The Thoroughbred industry continues to debate and challenge the use of frozen semen and artificial insemination, while the greyhound industry has embraced it, to become a world-leader.
Melbourne Cup pre-race favourite Black Magic Opal is the best-performed son of boom sire Magic Sprite, who currently stands at a stud service fee of just $2,200.
Multiply $2,200 by 216, which is the amount of ‘ladies’ that Magic Sprite can inseminate during a calendar year and you have the not too shabby total of around $475,000. Given that he has at least another four years at stud, without any further increases in his price, Magic Sprite would subsequently earn his stud-master John Carruthers, nearly $2 million in stud fees.

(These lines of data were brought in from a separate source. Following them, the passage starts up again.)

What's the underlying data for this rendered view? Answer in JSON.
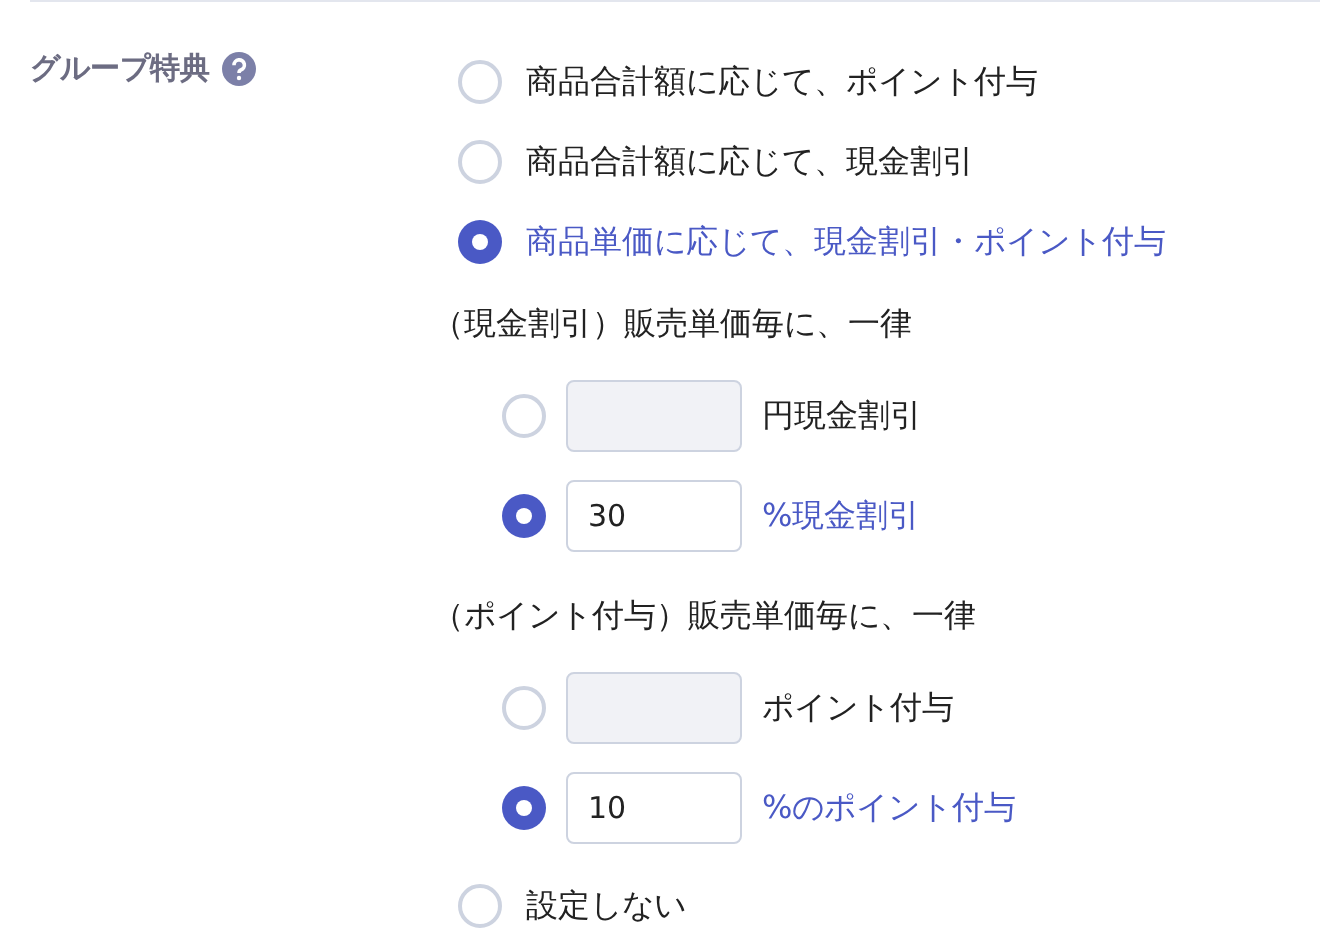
{
  "field": {
    "label": "グループ特典"
  },
  "options": [
    {
      "label": "商品合計額に応じて、ポイント付与",
      "selected": false
    },
    {
      "label": "商品合計額に応じて、現金割引",
      "selected": false
    },
    {
      "label": "商品単価に応じて、現金割引・ポイント付与",
      "selected": true,
      "sections": [
        {
          "heading": "（現金割引）販売単価毎に、一律",
          "choices": [
            {
              "selected": false,
              "unit": "円現金割引"
            },
            {
              "selected": true,
              "value": "30",
              "unit": "%現金割引"
            }
          ]
        },
        {
          "heading": "（ポイント付与）販売単価毎に、一律",
          "choices": [
            {
              "selected": false,
              "unit": "ポイント付与"
            },
            {
              "selected": true,
              "value": "10",
              "unit": "%のポイント付与"
            }
          ]
        }
      ]
    },
    {
      "label": "設定しない",
      "selected": false
    }
  ]
}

On the back of the success his sire is experiencing, if Black Magic Opal was to win the Group 1 Melbourne Cup, his future as a stud dog would be cemented, and depending on the success of his own off-spring, could conservatively earn in the vicinity of $3 – 5million before he is able to rest comfortably in a luxurious kennel.
Black Magic Opal will start from Box 2 and is the raging $1.65 fixed-odds favourite with Tab.com.au, and while I think he is the fastest greyhound in Australia up to a distance of 460 metres, I’m not totally convinced he is a certainty on Thursday night.
The facts and figures for him however, are compelling. In three out of his last four runs, he has established new track records at Geelong and Warrnambool (over distances up to 460metres) and last week in his heat win, he broke the first sectional record, and ran the fastest time of the night of 29:41 for the 515m trip.
My only concern is that he literally walked in the last 50 metres of last week’s race, and on the two occasions he has raced at Sandown Park, he has never recorded a time faster than 29:40; it’s interesting to note that 3 of his rivals tomorrow night have run at least 3 lengths faster than that time.
Trainer Jason Thompson, who already has two Melbourne Cups on his mantelpiece, is a magician at getting his greyhounds to peak at precisely the right time, and he has stated that last week’s run was BMO’s first ‘500’ for a number of months and he expects significant improvement in him on Thursday night.
Early pace and the box draw is always vital in greyhound races, with more than 60% of races won by dogs which lead at the first turn. Again, on facts and figures alone, Black Magic Opal should lead by a clear one and a half lengths at the first turn, and if he has does that, I’m not sure anything can run him down.
Leading mentor Rob Britton prepares Iona Seven ($11 with tab.com.au) and while he is hopeful of victory, he says the box draw has all but cruelled his chances.
“I just can’t see how she can get across from Box 8,” Britton lamented. “I think the key to the race is Kiss Me Ketut (Box 4) as he has early pace but will run a straight line to the first turn. If he does that and the favourite gets a clear passage in the early stages, Black Magic Opal will be nearly impossible to beat,”
Paul Anderton says he is ‘living the dream’ with Shifty Sticka ($3.65), who after an impressive heat win and subsequently drawing the inside box, has catapulted into calculations. Many pundits believe the best chance of an upset lies with this promising dog, which is yet to be unplaced in his 19 start career.
Peter Rocket ($14) is a proven G1 performer and has already earnt $289,000 in prize-money; victory in tomorrow night’s race would see him climb to 2nd on the all-time earnings list which is held by the now retired champion stayer Miata, who banked more than $715,000.
The conundrum for this tipster is whether I try and be a hero and tip something to beat the favourite, or play safe and herald the short-price commodity?
Although my usual betting style is to go for value, I just can’t envisage Black Magic Opal not leading at the first turn, and if he does, I can’t see him being beaten.
I’ll be playing the Trifecta and First 4’s, and standing out BMO from Iona Seven, Kiss Me Ketut and Shifty Sticka.